News and Publications
- February 8, 2017
By JORDON NIEDERMEIER firstname.lastname@example.org Jordon Niedermeier Feb 7, 2017 Microsoft plans to unveil its next-generation three-dimensional experience sometime this year, and two Billings high school graduates left their mark on the project. The HoloLens uses three microprocessors and a series of mirrors to project holograms into its user’s eye. The result is high definition interactive
- February 6, 2017
By MIKE KORDENBROCK email@example.com Mike Kordenbrock Feb 3, 2017 When it comes to their art teacher Lisa Fine, Billings Central Catholic High seniors Faith Williams and Morgan Lee emphasized the unwavering support she offers her students. “She’s so open and kind,” Lee said. “Every time you walk through those doors, you’re family.” In the words
- November 21, 2016

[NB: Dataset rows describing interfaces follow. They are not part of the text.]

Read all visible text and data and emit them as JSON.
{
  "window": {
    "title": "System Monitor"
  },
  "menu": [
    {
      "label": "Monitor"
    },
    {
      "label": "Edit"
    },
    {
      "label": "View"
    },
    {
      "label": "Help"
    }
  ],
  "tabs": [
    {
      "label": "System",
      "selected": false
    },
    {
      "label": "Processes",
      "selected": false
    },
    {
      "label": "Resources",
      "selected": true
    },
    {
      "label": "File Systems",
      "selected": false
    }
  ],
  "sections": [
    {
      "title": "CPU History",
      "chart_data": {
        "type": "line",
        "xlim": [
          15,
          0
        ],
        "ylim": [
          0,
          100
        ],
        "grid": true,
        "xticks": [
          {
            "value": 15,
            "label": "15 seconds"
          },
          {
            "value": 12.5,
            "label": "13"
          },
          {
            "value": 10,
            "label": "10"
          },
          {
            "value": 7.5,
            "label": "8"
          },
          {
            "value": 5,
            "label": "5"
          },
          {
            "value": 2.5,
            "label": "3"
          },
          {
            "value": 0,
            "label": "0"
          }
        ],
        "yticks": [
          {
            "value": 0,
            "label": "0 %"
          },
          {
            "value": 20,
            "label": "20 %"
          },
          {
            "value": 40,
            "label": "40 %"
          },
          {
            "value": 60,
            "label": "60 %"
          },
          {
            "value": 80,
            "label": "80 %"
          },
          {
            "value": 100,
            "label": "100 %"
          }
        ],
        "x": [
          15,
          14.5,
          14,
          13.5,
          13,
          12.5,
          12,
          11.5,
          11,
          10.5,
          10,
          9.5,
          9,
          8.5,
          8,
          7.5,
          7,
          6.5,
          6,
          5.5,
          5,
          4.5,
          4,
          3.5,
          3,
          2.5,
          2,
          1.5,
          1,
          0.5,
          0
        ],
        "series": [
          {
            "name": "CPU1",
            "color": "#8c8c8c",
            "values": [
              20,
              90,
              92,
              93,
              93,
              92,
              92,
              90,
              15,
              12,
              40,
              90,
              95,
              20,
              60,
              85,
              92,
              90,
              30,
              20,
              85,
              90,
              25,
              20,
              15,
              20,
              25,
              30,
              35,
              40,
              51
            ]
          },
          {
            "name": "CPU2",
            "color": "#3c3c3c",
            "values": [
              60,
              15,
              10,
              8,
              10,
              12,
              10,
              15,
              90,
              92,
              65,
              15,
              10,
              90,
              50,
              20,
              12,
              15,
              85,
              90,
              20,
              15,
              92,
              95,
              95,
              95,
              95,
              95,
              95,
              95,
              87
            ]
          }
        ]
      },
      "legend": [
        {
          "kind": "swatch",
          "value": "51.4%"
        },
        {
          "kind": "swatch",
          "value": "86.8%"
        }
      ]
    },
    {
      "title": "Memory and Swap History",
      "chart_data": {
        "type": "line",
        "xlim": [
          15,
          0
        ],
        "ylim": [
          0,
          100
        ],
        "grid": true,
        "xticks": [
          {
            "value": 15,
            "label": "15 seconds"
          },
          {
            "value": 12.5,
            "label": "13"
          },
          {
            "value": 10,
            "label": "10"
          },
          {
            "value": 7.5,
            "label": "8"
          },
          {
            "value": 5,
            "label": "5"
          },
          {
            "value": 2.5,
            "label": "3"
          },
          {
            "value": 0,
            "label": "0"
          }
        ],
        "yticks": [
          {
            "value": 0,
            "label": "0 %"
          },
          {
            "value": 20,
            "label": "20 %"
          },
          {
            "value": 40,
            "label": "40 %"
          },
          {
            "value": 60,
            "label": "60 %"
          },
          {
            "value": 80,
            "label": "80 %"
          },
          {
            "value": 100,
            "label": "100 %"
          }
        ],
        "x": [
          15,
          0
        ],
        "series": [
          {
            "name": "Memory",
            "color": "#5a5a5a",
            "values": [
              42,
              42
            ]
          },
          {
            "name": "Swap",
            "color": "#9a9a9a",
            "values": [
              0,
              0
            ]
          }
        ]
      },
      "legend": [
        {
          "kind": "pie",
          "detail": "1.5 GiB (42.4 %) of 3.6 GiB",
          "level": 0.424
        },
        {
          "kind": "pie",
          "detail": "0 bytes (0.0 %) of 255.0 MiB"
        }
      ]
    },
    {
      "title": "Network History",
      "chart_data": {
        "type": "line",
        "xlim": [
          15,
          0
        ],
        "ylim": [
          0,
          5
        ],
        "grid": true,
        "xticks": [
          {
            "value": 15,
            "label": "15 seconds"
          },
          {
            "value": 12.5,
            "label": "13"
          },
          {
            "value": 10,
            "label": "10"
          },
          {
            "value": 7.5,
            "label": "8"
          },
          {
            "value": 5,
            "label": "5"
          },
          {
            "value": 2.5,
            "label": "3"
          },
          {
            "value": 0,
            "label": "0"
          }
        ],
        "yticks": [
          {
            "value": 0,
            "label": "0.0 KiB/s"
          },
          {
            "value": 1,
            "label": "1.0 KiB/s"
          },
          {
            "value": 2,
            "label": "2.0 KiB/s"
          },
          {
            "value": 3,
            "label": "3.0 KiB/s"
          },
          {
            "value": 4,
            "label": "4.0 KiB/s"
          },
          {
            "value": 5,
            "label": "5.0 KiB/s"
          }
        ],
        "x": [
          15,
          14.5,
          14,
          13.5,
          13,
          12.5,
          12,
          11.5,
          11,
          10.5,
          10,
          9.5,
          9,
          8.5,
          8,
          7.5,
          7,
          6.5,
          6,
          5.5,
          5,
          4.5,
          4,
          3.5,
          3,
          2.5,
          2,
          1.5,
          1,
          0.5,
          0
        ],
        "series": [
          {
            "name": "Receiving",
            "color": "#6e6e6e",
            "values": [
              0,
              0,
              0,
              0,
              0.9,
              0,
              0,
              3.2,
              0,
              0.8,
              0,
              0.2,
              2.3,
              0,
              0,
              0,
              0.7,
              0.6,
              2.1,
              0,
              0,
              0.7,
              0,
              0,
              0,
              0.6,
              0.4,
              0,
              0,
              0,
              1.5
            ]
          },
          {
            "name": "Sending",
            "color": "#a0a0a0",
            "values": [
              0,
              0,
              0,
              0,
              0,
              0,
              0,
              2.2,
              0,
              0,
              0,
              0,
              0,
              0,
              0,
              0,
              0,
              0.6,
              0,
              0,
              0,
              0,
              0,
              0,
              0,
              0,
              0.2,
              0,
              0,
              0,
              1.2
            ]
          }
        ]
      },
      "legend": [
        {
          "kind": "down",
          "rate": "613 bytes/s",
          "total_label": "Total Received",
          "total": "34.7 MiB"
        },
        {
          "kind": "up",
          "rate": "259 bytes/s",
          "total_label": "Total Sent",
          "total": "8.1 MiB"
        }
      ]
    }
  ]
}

By: Joe Kusek Sports writer for The Billings Gazette. Bruce Parker estimates he goes out and looks at least twice a day. “To watch the progress,” Rocky Mountain College’s athletic director said. On Wednesday, Parker and other members of the athletic department watched as four 72-foot light poles were installed. It was a historic moment at